Given records Block Start

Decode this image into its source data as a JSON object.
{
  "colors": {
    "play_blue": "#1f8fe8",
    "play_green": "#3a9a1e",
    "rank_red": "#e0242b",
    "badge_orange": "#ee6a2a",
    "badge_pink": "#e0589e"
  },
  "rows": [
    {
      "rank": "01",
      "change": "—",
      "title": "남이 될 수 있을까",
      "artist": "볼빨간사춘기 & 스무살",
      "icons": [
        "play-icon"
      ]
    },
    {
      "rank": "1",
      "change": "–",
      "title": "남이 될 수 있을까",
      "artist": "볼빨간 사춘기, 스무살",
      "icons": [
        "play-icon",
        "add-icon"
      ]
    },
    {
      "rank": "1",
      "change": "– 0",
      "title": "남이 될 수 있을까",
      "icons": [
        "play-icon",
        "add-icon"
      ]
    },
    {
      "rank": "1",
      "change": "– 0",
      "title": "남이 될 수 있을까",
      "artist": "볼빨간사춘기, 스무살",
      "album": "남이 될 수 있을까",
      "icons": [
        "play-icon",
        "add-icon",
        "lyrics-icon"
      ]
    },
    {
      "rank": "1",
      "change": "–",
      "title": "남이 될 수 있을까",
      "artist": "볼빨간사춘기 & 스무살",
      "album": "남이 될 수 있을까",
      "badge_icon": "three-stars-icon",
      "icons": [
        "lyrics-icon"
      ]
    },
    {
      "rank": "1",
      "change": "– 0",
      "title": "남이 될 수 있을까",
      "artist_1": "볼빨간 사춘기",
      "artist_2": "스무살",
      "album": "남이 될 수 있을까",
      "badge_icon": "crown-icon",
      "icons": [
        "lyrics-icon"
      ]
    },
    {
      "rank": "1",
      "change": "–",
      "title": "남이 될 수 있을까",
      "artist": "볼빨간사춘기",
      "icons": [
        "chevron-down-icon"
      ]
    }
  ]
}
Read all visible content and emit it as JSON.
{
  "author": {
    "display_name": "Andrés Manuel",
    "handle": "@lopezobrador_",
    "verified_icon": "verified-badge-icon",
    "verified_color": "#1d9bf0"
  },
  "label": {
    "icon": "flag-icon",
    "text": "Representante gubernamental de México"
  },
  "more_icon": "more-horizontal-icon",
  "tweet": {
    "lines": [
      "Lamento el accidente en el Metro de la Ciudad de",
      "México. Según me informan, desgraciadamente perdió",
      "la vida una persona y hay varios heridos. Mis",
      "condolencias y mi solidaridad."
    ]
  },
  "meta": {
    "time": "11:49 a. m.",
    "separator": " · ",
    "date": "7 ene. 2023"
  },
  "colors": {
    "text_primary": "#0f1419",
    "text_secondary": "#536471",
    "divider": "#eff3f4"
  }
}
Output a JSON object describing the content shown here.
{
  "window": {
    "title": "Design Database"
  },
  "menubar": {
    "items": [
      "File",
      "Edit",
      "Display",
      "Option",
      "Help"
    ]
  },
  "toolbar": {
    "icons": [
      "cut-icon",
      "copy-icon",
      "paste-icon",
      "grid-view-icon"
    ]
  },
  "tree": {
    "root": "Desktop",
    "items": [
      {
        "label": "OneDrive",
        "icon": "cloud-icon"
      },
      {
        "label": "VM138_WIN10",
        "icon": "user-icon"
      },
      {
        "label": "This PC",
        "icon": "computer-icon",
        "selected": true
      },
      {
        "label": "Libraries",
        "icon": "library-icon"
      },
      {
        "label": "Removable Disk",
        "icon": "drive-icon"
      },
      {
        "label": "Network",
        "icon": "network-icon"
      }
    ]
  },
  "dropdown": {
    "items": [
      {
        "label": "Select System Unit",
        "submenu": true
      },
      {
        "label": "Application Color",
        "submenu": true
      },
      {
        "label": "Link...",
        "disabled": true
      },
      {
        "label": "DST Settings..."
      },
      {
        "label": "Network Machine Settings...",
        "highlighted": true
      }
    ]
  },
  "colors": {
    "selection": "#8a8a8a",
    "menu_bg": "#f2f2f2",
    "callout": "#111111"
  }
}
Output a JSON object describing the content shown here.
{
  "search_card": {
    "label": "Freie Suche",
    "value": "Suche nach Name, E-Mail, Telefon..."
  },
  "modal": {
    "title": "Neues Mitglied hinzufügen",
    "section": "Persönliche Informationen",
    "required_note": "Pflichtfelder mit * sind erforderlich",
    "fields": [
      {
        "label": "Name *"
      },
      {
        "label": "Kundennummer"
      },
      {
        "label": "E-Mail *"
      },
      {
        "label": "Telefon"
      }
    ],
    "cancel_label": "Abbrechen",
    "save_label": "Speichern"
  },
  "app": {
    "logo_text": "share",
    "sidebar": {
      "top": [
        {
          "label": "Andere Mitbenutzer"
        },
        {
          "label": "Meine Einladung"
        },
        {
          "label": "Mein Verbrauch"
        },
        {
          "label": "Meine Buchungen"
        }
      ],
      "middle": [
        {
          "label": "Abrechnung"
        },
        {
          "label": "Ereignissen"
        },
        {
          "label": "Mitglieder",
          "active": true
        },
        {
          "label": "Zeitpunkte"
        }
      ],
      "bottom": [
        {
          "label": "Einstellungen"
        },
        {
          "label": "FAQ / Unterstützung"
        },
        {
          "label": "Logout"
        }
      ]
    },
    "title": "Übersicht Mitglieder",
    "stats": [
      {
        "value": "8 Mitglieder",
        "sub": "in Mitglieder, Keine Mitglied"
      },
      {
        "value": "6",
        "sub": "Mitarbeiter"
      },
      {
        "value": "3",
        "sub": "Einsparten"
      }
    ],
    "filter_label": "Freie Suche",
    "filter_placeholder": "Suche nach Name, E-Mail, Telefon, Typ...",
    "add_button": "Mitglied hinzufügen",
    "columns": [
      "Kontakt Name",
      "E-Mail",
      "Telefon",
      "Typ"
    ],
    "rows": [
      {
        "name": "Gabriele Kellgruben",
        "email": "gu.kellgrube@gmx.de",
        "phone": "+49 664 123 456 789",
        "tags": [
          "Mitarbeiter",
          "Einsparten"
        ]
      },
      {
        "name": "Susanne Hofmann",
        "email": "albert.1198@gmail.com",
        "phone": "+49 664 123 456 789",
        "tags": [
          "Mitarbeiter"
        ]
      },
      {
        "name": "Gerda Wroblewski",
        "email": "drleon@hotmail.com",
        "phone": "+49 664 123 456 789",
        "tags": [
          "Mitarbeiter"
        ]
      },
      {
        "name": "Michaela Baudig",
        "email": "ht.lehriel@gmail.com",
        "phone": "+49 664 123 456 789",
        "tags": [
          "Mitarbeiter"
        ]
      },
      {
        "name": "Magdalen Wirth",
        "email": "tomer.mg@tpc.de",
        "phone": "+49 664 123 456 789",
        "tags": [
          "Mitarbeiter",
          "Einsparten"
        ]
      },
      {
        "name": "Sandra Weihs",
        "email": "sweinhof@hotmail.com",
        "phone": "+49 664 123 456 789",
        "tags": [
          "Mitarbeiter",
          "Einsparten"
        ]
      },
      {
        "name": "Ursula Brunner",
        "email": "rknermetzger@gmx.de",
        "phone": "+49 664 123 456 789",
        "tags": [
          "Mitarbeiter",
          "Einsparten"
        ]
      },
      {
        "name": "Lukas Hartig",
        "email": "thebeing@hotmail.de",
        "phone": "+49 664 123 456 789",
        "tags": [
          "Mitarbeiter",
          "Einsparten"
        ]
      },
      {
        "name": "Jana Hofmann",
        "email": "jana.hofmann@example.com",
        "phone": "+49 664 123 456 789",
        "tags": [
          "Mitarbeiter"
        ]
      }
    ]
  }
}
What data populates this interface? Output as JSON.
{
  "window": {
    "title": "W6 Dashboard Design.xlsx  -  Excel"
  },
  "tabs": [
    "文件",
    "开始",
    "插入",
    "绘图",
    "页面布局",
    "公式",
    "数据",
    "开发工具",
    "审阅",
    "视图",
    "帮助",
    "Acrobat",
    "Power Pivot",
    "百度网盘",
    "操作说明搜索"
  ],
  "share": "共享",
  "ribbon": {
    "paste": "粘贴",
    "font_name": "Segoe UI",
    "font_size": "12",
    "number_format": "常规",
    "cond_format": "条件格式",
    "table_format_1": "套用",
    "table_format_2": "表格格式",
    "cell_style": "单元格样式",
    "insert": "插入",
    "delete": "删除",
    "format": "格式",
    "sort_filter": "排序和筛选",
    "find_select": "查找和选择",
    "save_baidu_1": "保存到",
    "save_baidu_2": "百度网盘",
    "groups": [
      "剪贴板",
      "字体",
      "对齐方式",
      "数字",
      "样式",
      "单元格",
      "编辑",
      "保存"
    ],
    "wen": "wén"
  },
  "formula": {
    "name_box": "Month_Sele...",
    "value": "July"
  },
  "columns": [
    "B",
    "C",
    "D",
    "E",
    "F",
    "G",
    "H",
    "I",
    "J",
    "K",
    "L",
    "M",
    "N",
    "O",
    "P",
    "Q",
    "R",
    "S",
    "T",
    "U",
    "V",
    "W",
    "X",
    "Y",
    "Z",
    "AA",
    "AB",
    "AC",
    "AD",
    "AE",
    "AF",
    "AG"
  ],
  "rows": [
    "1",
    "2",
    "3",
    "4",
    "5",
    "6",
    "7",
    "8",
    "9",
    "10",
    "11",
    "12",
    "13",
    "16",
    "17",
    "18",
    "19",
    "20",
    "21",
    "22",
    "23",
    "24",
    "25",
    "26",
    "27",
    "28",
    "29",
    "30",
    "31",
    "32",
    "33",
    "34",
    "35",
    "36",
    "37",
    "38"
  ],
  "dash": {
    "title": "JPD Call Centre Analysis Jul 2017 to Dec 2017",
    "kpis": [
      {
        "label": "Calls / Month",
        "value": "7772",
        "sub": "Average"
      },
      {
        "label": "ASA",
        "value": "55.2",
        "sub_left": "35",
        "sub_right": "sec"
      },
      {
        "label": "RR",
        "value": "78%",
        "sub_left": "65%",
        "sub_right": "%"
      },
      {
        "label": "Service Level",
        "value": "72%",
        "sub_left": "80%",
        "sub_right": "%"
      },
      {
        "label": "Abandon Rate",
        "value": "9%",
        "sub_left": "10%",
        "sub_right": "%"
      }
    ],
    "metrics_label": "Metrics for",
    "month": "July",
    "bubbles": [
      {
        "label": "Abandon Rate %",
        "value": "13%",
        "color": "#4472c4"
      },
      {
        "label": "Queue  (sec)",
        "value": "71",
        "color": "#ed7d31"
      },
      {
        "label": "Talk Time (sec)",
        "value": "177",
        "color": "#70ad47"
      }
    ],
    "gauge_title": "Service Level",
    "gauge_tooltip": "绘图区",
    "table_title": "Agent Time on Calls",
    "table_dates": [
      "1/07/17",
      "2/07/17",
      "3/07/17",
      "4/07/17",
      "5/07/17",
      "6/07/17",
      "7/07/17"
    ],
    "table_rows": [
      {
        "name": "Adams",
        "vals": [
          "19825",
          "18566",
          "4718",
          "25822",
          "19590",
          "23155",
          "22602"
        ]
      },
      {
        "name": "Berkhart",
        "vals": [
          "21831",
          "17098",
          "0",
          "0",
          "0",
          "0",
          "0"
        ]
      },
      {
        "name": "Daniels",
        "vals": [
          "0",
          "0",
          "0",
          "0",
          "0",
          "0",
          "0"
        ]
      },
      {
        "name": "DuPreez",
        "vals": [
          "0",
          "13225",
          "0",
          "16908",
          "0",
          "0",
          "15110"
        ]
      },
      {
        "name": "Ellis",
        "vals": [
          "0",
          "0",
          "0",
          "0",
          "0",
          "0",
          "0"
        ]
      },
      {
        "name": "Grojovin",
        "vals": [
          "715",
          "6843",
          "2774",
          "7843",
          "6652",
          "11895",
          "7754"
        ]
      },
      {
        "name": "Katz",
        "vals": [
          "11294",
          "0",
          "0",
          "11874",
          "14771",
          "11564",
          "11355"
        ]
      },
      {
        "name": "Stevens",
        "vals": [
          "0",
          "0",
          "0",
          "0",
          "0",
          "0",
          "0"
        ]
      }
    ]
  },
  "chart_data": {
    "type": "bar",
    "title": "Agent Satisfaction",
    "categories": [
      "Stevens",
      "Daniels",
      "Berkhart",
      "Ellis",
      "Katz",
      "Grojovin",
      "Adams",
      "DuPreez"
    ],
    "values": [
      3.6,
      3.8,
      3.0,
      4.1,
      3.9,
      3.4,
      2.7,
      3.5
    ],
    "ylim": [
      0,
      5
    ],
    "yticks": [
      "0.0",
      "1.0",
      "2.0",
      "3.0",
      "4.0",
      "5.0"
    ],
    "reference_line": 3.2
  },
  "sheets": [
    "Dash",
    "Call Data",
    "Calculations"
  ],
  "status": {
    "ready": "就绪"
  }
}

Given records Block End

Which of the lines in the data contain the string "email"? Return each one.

        "email": "gu.kellgrube@gmx.de",
        "email": "albert.1198@gmail.com",
        "email": "drleon@hotmail.com",
        "email": "ht.lehriel@gmail.com",
        "email": "tomer.mg@tpc.de",
        "email": "sweinhof@hotmail.com",
        "email": "rknermetzger@gmx.de",
        "email": "thebeing@hotmail.de",
        "email": "jana.hofmann@example.com",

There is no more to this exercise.